→ **EXERCISE AIM**
Determine which lines of the records include the word "title", and copy them.
::: RECORDS TO PROCESS
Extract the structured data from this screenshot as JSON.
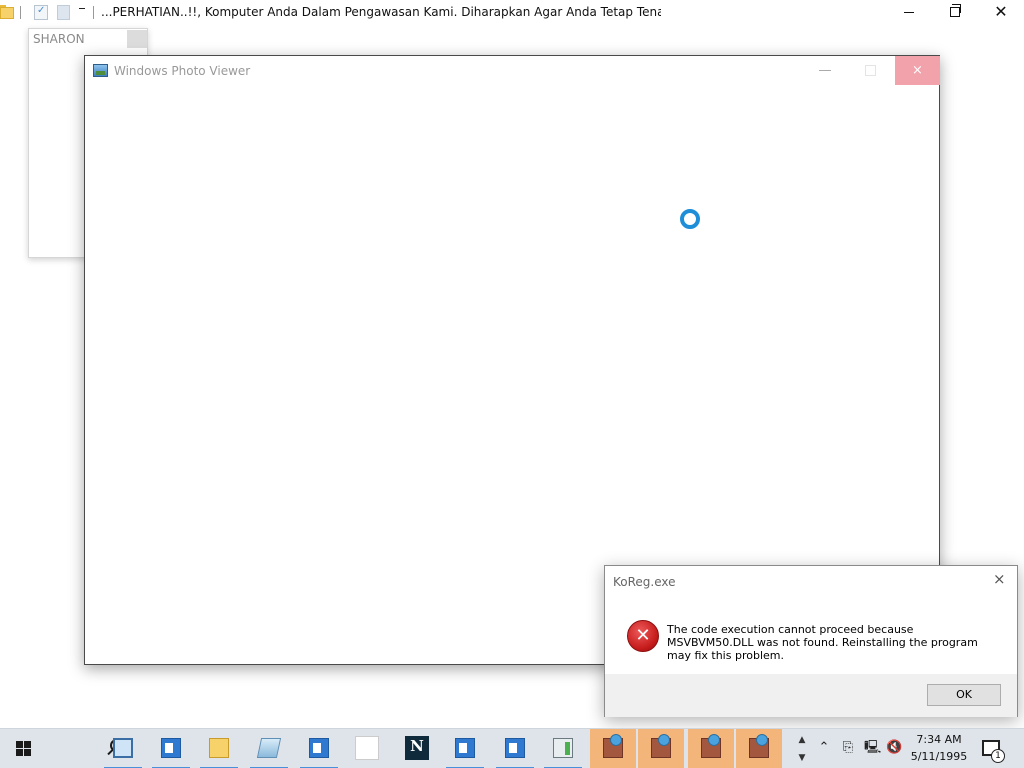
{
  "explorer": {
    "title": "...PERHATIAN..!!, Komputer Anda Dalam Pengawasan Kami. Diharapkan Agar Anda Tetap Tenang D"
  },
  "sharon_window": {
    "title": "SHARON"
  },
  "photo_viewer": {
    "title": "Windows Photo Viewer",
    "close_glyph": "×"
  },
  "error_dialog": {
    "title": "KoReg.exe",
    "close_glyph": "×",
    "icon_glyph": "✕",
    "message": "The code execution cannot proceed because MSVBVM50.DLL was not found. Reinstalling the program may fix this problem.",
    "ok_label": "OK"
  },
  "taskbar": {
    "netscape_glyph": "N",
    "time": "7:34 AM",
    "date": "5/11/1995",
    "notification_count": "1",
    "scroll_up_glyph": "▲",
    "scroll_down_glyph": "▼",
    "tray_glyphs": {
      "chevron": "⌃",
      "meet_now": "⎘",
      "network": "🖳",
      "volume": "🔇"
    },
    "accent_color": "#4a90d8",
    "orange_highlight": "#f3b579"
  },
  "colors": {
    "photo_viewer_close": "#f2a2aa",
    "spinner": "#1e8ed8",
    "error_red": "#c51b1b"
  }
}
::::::
→ **RESPONSE AREA**
    "title": "...PERHATIAN..!!, Komputer Anda Dalam Pengawasan Kami. Diharapkan Agar Anda Tetap Tenang D"
    "title": "SHARON"
    "title": "Windows Photo Viewer",
    "title": "KoReg.exe",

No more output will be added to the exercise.